Since 2006, the American Academy of Pediatrics recommends routine screening of all children for autism at 18 and 24 months old. Many physicians, psychologists, and therapists believe early intervention improves these children’s chances to do well intellectually and socially.

If we could go back and review records of children 10, 20, or 30 years ago, and apply current diagnostic criteria, would we find less autism than we do today? Perhaps. But such records would likely reflect the understanding of autism at the time, so might still fail to recognize autism, even when present by today’s standards.

The apparent increased number of children with autism seems alarming-some call it an epidemic. It may represent our increased awareness, recognition, and knowledge about this disorder. And while this increase should raise concern, it can lead to increased research, treatment options, and more effective care for autistic persons.

Here is a link to the original article

Autism Rates in the United States Explained

 

The story of autism isn’t just about statistics, theories, and criteria; it is about the  children and adults with autism, and their families. Here are just two of many stories of how autism plays out in real life.

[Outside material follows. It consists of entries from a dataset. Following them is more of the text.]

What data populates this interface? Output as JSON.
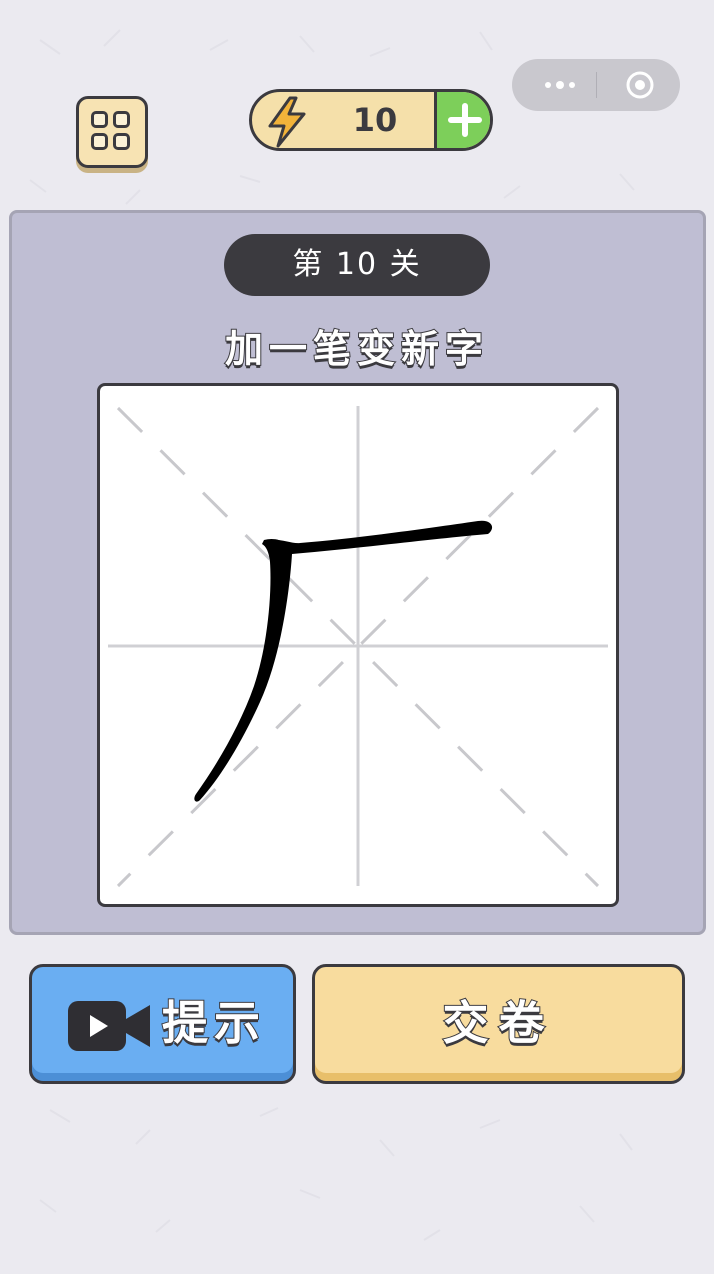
{
  "topbar": {
    "menu_icon": "grid-menu-icon",
    "energy": {
      "icon": "lightning-bolt-icon",
      "count": "10",
      "add_icon": "plus-icon"
    },
    "capsule": {
      "more_icon": "more-dots-icon",
      "close_icon": "target-close-icon"
    }
  },
  "level": {
    "label": "第 10 关"
  },
  "puzzle": {
    "instruction": "加一笔变新字",
    "character": "厂",
    "grid_style": "mi-zi-ge"
  },
  "actions": {
    "hint": {
      "icon": "video-camera-icon",
      "label": "提示"
    },
    "submit": {
      "label": "交卷"
    }
  },
  "colors": {
    "background": "#ebeaf0",
    "board": "#bfbed3",
    "hint_button": "#6aaef2",
    "submit_button": "#f8dc9e",
    "energy_plus": "#7dcf5a",
    "ink": "#3b3a3f"
  }
}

We Are Autism, Too. Don’t Forget About Us.

“My boy, with his classic autism, the kind that used to be the only face of autism half a century ago, is the one who does not belong now.”

Looking Into the Future for a Child With Autism

“As my son’s limitations became clearer, I found it harder every year to write a vision statement for his I.E.P. Then he showed us how.”

 

And in this  previous post  I share my personal experience with autism.

Why I have a different way of seeing autism